April 18, 10:40 a.m. in the Siripi Health Centre, Rhino Camp Refugee Settlement near Arua, Uganda:
At 6.15 a.m., 20-year-old Charity Fikeira gave birth to her first child—a tiny but healthy baby girl. Yesterday, as her contractions increased, Charity walked nearly two and a half kilometres from her hut to the health centre, accompanied by her mother, her sister and her sister’s two young children. Charity has attended the clinic here several times during her pregnancy, receiving standard health checks, preventative malaria medication and a supplementary food ration for pregnant and nursing mothers. She has been encouraged to deliver at the centre where there is a basic but clean delivery table, sterilized equipment, experienced midwives and, at least some of the time, an ambulance on standby.

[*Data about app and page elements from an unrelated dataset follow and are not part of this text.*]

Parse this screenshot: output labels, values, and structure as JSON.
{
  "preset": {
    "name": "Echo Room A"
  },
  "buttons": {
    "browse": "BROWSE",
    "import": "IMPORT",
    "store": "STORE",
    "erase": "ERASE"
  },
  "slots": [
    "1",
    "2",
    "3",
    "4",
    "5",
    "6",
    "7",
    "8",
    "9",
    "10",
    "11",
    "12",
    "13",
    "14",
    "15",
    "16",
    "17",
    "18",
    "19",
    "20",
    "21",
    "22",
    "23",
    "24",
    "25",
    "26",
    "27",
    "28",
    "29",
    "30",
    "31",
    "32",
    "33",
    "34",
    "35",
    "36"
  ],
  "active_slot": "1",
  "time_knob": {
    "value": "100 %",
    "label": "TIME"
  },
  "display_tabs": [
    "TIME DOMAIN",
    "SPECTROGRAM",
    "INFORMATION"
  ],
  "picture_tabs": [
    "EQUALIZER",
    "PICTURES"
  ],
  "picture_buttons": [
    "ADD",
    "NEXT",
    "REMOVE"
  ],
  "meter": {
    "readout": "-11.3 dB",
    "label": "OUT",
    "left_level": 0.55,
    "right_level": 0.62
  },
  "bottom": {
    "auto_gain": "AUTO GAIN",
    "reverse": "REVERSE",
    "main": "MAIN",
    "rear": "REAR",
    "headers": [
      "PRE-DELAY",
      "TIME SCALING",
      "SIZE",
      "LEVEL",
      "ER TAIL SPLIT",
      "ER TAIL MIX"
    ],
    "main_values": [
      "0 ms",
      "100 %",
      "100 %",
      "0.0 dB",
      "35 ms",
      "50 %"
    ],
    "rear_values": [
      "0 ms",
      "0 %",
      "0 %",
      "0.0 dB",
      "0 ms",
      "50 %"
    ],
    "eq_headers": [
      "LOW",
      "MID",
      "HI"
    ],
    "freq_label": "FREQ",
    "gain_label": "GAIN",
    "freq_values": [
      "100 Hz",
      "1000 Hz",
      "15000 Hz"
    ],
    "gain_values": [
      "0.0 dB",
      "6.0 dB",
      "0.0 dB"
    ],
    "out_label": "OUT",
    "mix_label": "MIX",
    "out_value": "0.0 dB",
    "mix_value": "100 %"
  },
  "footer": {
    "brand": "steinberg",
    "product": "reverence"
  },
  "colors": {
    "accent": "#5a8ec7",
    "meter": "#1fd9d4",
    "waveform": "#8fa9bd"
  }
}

Charity is now resting in the small six-bed ward, her baby daughter beside her. By early afternoon, Charity and her family are ready to go home. She has received her UNHCR Mother and Baby packages containing two sets of baby clothes, diapers, towels, sanitary items, talc and soap. The baby is wrapped tightly in a bright new swaddling cloth. “She doesn’t have a name yet,” the nurse explains. “Here it is the father who names the babies. That will happen when they go home.”